The deepening of the world’s understanding, measurement and valuation of climate risks is going to drive a massive demand for contingent risk capital, which parametric triggers and insurance-linked securities (ILS) will be well-suited to serve, Rowan Douglas of Willis Towers Watson explained during our ILS NYC event this week.
Rowan Douglas, Head of the Climate and Resilience Hub at Willis Towers Watson (WTW), joined us to discuss the role of capital markets in closing climate related protection gaps during our fifth and this time virtual ILS NYC 2021 conference.

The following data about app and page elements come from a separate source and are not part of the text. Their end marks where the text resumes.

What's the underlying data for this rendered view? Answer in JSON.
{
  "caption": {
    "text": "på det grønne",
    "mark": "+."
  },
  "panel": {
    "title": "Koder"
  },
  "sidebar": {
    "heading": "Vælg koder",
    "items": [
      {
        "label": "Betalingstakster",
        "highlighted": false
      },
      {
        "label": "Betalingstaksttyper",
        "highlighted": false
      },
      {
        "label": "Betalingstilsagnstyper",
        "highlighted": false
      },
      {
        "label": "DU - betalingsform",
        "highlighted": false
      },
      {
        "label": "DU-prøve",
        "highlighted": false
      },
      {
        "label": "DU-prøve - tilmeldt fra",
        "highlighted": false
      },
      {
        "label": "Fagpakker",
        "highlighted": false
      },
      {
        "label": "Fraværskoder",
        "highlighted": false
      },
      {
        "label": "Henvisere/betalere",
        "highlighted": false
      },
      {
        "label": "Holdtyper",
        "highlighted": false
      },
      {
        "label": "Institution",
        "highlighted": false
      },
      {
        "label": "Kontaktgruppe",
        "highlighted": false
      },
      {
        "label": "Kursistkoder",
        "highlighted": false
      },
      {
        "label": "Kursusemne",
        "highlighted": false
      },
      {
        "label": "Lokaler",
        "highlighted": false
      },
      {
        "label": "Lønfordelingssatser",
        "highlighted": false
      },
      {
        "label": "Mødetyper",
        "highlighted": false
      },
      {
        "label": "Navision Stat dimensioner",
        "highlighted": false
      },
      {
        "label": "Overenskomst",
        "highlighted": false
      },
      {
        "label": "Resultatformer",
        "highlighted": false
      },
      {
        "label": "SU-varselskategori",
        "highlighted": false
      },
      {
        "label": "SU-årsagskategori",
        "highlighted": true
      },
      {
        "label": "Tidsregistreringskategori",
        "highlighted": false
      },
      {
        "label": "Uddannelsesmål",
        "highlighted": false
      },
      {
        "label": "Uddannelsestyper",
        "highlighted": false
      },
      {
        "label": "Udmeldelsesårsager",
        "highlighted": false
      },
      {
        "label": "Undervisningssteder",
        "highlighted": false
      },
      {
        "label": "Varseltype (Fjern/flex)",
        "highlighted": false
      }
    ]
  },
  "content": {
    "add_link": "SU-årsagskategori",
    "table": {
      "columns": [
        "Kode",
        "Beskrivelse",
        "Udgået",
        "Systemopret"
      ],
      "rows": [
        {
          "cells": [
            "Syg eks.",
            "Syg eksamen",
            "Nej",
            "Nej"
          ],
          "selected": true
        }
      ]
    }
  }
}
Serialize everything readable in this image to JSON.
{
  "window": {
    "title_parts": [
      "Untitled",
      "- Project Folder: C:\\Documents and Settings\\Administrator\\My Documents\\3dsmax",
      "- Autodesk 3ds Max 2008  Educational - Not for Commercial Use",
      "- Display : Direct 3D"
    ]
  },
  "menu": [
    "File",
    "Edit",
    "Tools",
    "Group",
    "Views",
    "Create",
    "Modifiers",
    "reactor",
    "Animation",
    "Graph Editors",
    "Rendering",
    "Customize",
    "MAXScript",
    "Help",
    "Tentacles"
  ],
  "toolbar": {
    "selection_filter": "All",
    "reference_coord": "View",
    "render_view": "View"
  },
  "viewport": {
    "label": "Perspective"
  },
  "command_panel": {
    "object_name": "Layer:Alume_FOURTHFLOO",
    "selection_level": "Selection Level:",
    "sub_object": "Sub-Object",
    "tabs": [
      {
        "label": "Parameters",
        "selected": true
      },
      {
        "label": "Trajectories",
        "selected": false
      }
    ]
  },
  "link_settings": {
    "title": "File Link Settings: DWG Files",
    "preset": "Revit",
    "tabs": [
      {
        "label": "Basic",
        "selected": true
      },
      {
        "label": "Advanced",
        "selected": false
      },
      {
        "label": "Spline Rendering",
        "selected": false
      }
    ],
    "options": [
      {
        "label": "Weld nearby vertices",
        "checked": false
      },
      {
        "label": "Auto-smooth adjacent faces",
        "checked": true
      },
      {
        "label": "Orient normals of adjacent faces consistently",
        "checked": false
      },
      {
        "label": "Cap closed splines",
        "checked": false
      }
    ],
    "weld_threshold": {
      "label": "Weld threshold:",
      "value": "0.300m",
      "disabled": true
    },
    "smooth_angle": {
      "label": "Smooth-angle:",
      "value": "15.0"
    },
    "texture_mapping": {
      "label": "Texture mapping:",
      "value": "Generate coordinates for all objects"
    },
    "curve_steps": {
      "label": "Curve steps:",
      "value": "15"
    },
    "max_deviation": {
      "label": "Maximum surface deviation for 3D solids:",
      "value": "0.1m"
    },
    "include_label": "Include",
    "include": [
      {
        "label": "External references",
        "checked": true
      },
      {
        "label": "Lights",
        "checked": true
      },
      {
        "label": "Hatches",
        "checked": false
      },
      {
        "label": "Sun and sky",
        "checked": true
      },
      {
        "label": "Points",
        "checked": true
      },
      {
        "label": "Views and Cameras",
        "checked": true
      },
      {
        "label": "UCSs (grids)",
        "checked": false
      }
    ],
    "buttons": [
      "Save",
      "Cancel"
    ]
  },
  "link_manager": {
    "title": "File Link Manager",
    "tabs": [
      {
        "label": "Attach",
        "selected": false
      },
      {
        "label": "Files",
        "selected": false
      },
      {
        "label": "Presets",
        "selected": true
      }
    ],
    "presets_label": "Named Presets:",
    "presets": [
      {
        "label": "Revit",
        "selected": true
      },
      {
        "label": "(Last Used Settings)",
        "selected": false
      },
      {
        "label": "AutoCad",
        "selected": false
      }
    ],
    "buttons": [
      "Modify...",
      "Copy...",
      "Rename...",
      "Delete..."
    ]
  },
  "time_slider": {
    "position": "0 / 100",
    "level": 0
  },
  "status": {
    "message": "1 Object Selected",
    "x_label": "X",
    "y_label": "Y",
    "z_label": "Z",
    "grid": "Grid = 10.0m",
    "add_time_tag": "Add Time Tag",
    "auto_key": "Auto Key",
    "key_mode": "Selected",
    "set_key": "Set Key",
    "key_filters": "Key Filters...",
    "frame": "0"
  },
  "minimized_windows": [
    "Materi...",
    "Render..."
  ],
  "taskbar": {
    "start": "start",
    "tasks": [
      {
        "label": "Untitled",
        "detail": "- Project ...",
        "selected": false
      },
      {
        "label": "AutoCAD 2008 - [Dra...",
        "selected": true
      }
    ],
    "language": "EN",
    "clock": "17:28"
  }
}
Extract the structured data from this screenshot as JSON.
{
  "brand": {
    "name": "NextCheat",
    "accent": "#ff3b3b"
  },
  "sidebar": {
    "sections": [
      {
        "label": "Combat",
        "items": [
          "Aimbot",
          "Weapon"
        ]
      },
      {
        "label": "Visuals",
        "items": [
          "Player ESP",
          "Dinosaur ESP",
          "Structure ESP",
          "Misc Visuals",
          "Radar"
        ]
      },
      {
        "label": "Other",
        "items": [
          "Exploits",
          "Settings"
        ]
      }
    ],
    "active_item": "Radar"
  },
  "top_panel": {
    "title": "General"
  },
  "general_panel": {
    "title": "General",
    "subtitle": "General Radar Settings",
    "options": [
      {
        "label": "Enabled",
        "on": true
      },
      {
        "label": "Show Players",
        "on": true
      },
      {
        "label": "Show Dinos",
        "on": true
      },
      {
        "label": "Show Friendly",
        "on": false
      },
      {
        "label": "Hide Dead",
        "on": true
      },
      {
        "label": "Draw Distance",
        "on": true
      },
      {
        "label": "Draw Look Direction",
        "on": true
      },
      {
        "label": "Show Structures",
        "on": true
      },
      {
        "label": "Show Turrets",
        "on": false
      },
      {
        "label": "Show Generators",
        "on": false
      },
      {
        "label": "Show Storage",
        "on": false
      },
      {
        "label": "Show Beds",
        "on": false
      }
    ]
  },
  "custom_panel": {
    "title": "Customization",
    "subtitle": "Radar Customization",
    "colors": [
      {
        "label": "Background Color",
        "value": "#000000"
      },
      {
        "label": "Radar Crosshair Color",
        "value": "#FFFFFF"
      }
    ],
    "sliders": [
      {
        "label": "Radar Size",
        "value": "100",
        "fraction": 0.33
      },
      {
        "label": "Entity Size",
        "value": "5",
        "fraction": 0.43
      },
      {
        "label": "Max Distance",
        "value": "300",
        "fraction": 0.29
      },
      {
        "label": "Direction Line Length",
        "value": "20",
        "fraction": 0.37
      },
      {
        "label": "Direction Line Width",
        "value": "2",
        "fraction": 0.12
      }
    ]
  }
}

Rowan had spoken at our very first ILS NYC event in New York in 2017, so this was an opportunity to hear his updated thoughts on the important stream of work his team are involved in, as well as its relevance for the insurance-linked securities (ILS) community and Artemis readership.
He highlighted the goal, “We needed to get the wider world to have to understand and disclose around climate-related risks in a similar way to the insurance sector had.
“We need stress testing for the wider economy in climate risks and once this risk is identified, it can’t be ignored.”
While boiled down as attempting to “drive the sort of regulatory revolution that we had in the insurance sector in the wider domain.”
The key was encouraging the accounting of climate risk, where it would be measured and reported against balance-sheets, providing something tangible that risk transfer can in future be applied against.
“Once climate risk became an input to broader credit risk, we knew that that would be the magic spark, that would do two things,” he explained.
“Until this risk is properly understood and managed we will keep building more and more risk in society and the result will be, in the decades ahead, we will literally lose millions of lives and livelihoods.
“But actually, if we properly account for this risk, resilience will be valued and structurally we will save millions of lives and livelihoods and billions of dollars of assets.
“So that’s, if you like, the social, purposeful reason, which I think everyone will sign up to.
“Of course, the other thing that will happen will be a massive demand for contingent risk capital of all forms to help capital, investment capital primarily, manage this risk.”
Which is where Rowan sees an opportunity for the entire insurance market in providing the needed risk capital to support transfer, financing and resilience against climate related risks.
With a key role for the capital markets and the insurance-linked securities (ILS) structures as vehicles for climate risk transfer and financing.
Rowan continued, “My view is that for the insurance sector generally, particularly for the parametric related insurance sector, particularly for the ILS capital bucket to serve that parametric based market, this is very exciting.
“We will see a convergence as mainstream investments, mainstream bonds, municipal bonds, corporate bonds, all sorts of mainstream investment instruments, suddenly have to take account of a climate risk factor within their pricing and that will have to be managed.
“That’s where I think the exciting opportunity is for the Artemis community.”
He went on to highlight some of the challenges and hurdles in gaining broad adoption of instruments such as ILS for climate risk transfer and financing, saying that an integrated approach is going to be easier to get buy-in for.
Particularly for investors, asset holders and owners, who are familiar with the capital markets world. If climate resilience risk transfer tools can be integrated with their own issuances, here Rowan sees a significant opportunity.
“They are going to be much more comfortable when our skills and capital are wrapped up in that. I would imagine that if people are issuing capital markets debt, they’re going to be naturally more at home with an integrated capital markets, climate resilience wrapper.
“I really feel, that, that’s when the big floodgates will open, because you’re talking the same worlds are coming together,” he explained.
Adding that, “Climate, physical, transition and liability risks, are just going to become a mainstream input to credit decisions. So that’s going to obviously require credit enhancement, or climate credit enhancement,” he suggested it could be termed.
Which Rowan believes could drive significant demand for contingent risk capital of all forms, boding well for the insurance, reinsurance and ILS community.
“But I think, particularly for ILS and related parametric solutions,” he explained.
There is work to do though, to ensure that the capital and risk transfer tools can be delivered.
Rowan said, “We’ve got to work quite hard I think, as a sector, to have the confidence to change some of the words and way we describe our world, which is a completely foreign language to the wider world.
“Our voice sometimes isn’t being adequately heard, I think that’s our collective challenge to change that, but we’ve got all the opportunity to do so.”
The session, which was broadcast first to event registrants on Wednesday 10th Feb, can now be viewed below: